rm /tmp/disk.img

Poof and gone.


You can also create a file (as before with dd) and then create a file system directly inside, without partitioning. Again, the reasoning is because it’s a block device. The same goes for actual disks, in fact - you can just as well create a file system on /dev/sdb, without partitioning - if you don’t need to subdivide the disk, at least.

7.9. Summary

In this chapter you’ve learnt how disks are seen by the computer. How they are addressed and divided. How you place files and how they are linked to your file tree. You’ve seen how you identify your devices, how to read from them and how to write to them. You’ve learnt more about the file tree, about its special files and how you can twist and turn your file tree. You now master low-level file operations and can deal with files and disks the like.

7.9.1. Exercises

  1. Why would you use several partitions on your system?
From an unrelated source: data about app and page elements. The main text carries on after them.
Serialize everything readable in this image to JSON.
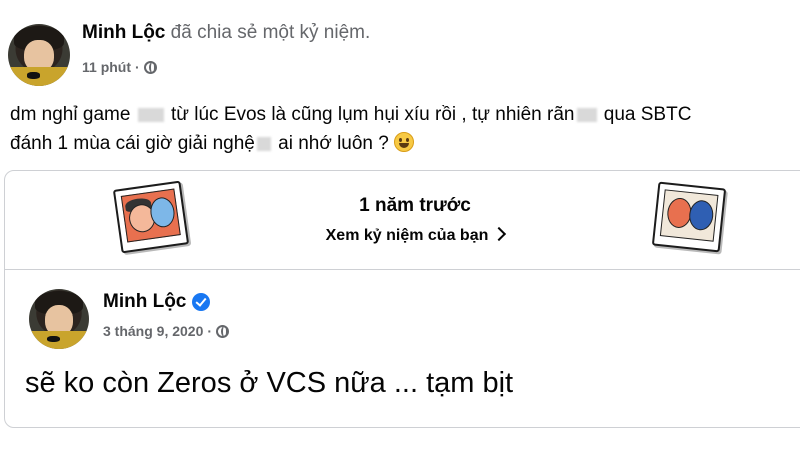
{
  "post": {
    "author": "Minh Lộc",
    "action": "đã chia sẻ một kỷ niệm.",
    "time": "11 phút",
    "separator": "·",
    "text_line1_part1": "dm nghỉ game",
    "text_line1_part2": "từ lúc Evos là cũng lụm hụi xíu rồi , tự nhiên rãn",
    "text_line1_part3": "qua SBTC",
    "text_line2_part1": "đánh 1 mùa cái giờ giải nghệ",
    "text_line2_part2": "ai nhớ luôn ?"
  },
  "memory": {
    "title": "1 năm trước",
    "link": "Xem kỷ niệm của bạn"
  },
  "original_post": {
    "author": "Minh Lộc",
    "date": "3 tháng 9, 2020",
    "separator": "·",
    "text": "sẽ ko còn Zeros ở VCS nữa ... tạm bịt"
  },
  "colors": {
    "verified": "#1877f2",
    "meta_text": "#65676b",
    "border": "#ced0d4"
  },
  "icons": [
    "globe-icon",
    "verified-badge-icon",
    "smile-emoji-icon",
    "chevron-right-icon",
    "memory-photo-icon"
  ]
}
What’s the benefit? What’s the disadvantage?
  2. Is it possible to have a file system without having a partition?
  3. How many bytes is one MB? Why is it not one million?
  4. State two reasons why you need partitions.
  5. What is a block? Why do we need blocks? What do we use them for?
  6. Why do you need a file system? What is its role?
  7. For which mount point is the path in your file tree identical to the local view of the underlying file system?
  8. How can you send a signal to a process? What signals are there? Which one hides behind -9?
  9. What’s the main difference between dd and cp?
  10. Does it make sense to partition main memory (in the same way as the hard disk)?
  11. Why do you need the root user when working with files in /dev/, e.g. /dev/sda?
  12. Name two purposes to use df

7.10. Cheatsheet

  • fdisk [-l] DEVICE
  • cfdisk DEVICE
  • mkfs.ext2 DEVICE
  • mkfs.ext3 DEVICE
  • mkfs.ext4 DEVICE
  • mk2fs [-j] [-t FSTYPE] DEVICE
  • umount MOUNTPOINT
  • e2fsck [-f] DEVICE
  • mount
  • dd if=FILE of=FILE bs=SIZE
  • dd if=FILE of=FILE bs=SIZE skip=START count=END
  • dd if=FILE of=FILE bs=SIZE count=1 seek=1
  • kill -USR1 PID
[1]1024 = 2^10.
[2]Mathematically, 0 is the first number of a decade. That’s also why the binary number system uses 0, 1, not 1, 2.
[3]This would be the case in a dual boot setup.
[4]You’ll find good descriptions about FAT and ext on the Wikipedia.
[5]There are ways to find out, though. But you have to understand how the file system works. If you’re interested, research about inode and maybe the stat command.
[6]This is actually often done on mirrors hosting Linux distributions. See XXX as an example.